Decision Making

by Ian Moore

Pros and cons

Planning is an unnatural process: it is much more fun to do something. The nicest thing about not planning is that failure comes as a complete surprise rather than being preceded by a period of worry and depression.

Sir John Harvey-Jones

This is the simplest and probably the best-known way of making decisions and may well be the only way you need, especially with some of the extensions that you can use with it.

To use this method, you simply draw a table and list all the positive and negative effects of making the decision:


You might want to leave this table on your desk for a few hours or overnight to let your subconscious work on it and spot more ‘pros’ and ‘cons’.

The simplest way of using this is to base your decision on the total numbers of items in each column. If there are more ‘pros’ than ‘cons’, then make that decision; if not, don’t.

In reality, however, many people still feel unhappy with the outcome, as if something is holding them back from taking the appropriate action. Even though the ‘pros’ significantly outweigh the ‘cons’, you might still feel hesitant about taking the decision. If the ‘cons’ outweigh the ‘pros’, you might still feel that this is the correct decision to make (see Intuitive decision making). This may be because some of the items have more weight in your mind than others or there might be some hidden ‘pros’ and ‘cons’ which have not risen to your conscious mind as yet.

Weighting items

So, firstly, you could try to put some weights on each item. For example, go through the lists and assign to each item a ‘significance value’ of between 1 and 10, where 1 is not very significant and 10 is highly significant. By adding up the items in each column, you may get a better analysis of the decision.

Strengths and weaknesses

Secondly, you can try to extend the number of items in each list. Assuming that ‘all strengths are weaknesses, and all weaknesses are strengths’, you can take each item in the ‘pros’ column and map it to three items in the ‘cons’ column. For example, if you thinking about buying a new car:

You might map this to a number of ‘cons’:

So for that single ‘pro’ you now have three new ‘cons’. (Don’t worry if some of the new ‘cons’ were already on the list.).

You can now repeat this for the rest of the ‘pros’.

Similarly we can look at the list of ‘cons’ and map each of these to three ‘pros’.


You can choose to do more than three items for each mapping; this is sometimes useful, although it may become a bit complex.

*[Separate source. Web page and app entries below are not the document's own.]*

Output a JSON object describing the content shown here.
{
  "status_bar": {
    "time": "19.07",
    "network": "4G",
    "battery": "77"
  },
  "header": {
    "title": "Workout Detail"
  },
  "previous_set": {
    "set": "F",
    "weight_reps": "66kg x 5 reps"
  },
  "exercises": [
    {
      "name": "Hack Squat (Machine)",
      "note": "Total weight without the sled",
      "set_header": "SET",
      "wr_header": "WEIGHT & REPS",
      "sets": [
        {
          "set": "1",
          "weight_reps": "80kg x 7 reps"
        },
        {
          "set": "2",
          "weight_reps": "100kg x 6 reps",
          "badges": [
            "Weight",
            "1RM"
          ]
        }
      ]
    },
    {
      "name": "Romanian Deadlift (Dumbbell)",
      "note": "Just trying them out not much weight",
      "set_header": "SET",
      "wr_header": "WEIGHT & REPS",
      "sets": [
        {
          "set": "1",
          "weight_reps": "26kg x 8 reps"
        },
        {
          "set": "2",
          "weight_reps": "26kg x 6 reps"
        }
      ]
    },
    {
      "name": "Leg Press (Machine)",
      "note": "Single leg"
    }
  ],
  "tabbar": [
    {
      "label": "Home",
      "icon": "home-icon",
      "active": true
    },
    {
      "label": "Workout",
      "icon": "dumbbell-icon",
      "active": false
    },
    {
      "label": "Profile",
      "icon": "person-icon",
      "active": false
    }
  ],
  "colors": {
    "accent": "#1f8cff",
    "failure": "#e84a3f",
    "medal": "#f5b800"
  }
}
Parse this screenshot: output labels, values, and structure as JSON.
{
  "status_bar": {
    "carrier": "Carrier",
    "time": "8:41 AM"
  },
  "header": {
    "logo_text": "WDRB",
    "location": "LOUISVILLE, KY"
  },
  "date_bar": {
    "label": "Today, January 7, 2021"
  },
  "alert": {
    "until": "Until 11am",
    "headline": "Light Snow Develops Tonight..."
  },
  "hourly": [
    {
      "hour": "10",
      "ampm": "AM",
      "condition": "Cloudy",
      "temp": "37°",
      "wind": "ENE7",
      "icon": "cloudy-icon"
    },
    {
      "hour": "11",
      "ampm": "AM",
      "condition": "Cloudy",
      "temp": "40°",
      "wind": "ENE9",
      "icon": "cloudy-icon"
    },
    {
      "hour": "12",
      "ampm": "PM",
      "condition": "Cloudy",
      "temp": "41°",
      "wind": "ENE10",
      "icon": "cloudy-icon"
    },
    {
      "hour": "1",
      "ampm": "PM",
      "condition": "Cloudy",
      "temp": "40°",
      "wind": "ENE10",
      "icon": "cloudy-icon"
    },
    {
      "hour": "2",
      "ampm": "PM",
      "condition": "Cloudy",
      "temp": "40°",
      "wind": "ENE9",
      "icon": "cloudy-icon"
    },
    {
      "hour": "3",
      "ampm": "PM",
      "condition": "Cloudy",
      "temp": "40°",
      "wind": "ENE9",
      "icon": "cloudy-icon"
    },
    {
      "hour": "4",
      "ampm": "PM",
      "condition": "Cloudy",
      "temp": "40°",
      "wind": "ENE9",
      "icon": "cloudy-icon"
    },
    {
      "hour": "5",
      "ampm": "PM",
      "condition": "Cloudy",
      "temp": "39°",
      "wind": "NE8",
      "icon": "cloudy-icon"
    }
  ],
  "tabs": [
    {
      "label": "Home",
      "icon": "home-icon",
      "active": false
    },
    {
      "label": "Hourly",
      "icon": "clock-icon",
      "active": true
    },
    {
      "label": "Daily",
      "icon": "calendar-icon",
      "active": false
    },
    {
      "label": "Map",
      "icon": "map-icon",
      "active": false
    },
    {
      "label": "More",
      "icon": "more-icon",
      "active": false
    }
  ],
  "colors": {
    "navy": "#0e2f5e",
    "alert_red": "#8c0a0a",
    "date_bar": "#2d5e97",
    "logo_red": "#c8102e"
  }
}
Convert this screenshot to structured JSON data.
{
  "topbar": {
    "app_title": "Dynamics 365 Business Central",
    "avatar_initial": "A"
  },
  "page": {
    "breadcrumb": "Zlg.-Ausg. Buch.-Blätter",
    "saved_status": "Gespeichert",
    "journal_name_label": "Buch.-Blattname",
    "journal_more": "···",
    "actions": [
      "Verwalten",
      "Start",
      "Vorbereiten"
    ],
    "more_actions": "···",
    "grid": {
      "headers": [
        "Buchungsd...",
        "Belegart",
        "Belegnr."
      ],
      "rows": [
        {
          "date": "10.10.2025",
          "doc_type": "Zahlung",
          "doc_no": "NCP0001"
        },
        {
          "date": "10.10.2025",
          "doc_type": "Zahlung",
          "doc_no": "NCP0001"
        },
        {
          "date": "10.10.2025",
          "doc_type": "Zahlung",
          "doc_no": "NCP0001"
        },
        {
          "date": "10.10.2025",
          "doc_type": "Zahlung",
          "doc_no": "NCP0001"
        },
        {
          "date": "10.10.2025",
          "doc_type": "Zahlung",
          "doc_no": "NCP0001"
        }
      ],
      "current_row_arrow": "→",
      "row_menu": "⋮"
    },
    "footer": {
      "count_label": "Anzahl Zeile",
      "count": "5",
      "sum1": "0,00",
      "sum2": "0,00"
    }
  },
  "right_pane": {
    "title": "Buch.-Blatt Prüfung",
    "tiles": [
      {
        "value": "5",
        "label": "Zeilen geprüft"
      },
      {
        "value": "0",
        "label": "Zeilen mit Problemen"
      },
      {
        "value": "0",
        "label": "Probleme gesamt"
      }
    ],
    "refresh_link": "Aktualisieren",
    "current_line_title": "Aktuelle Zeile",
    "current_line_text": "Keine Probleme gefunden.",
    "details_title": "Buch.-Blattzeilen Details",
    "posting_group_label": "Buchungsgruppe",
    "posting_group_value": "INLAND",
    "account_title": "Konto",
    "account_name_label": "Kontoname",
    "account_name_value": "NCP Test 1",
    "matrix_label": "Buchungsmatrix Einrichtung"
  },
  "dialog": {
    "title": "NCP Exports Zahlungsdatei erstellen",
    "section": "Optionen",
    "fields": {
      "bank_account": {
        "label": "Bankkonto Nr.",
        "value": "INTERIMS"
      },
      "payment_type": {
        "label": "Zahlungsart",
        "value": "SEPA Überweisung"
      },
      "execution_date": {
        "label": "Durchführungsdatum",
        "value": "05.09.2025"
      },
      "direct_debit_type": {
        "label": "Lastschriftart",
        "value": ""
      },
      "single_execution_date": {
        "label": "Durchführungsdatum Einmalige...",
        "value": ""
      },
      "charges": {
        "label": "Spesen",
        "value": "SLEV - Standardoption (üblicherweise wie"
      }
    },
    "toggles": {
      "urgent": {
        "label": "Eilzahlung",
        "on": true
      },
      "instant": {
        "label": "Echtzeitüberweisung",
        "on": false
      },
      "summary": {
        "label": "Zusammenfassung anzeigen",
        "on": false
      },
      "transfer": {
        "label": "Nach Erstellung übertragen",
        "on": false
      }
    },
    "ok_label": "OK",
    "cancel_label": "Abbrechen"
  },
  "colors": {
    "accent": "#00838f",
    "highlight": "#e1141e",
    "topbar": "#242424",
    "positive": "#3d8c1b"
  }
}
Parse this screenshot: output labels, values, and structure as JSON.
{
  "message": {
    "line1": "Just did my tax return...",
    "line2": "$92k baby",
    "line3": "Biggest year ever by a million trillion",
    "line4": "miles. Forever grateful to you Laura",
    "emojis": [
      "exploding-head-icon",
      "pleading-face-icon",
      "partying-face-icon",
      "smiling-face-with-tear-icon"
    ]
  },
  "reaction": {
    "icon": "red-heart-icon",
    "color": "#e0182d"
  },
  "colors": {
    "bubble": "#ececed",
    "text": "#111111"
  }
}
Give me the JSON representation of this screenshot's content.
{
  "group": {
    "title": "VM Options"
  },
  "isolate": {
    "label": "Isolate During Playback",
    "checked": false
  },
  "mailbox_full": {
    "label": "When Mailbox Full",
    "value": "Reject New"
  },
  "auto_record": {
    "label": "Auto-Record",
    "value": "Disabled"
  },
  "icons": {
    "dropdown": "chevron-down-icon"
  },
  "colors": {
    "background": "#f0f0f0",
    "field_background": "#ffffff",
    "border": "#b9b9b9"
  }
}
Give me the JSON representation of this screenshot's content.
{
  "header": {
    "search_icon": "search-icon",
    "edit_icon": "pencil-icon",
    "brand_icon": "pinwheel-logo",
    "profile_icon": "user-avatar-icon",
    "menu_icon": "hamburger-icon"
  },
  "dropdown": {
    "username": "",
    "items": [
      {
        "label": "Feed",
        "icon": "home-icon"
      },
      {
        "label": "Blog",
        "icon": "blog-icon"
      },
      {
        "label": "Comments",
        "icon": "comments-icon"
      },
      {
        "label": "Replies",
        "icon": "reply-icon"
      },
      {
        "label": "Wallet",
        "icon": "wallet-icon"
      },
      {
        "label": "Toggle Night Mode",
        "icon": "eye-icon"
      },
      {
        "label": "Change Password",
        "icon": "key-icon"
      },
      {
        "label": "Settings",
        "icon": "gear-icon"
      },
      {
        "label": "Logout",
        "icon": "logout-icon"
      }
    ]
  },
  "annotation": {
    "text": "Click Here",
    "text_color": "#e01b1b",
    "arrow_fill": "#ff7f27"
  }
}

If you do want to do more, you might want to use a large free space and post-it notes.

You can also dig deeper with your analysis. If you map a ‘pro’ to three ‘cons’, then take each of the three ‘cons’ and map them back again to three more ‘pros’. You will potentially have nine new ‘pros’. This can be useful for a deeper analysis, but it can get complex. Use your judgement.

Making your decision

Now, when you look through the lists, you might find that the balance has changed and you have a much deeper insight into the ramifications of the decision. You can delete the duplicates in each column, but note that the fact that there are duplicates may suggest that this factor is very important for you.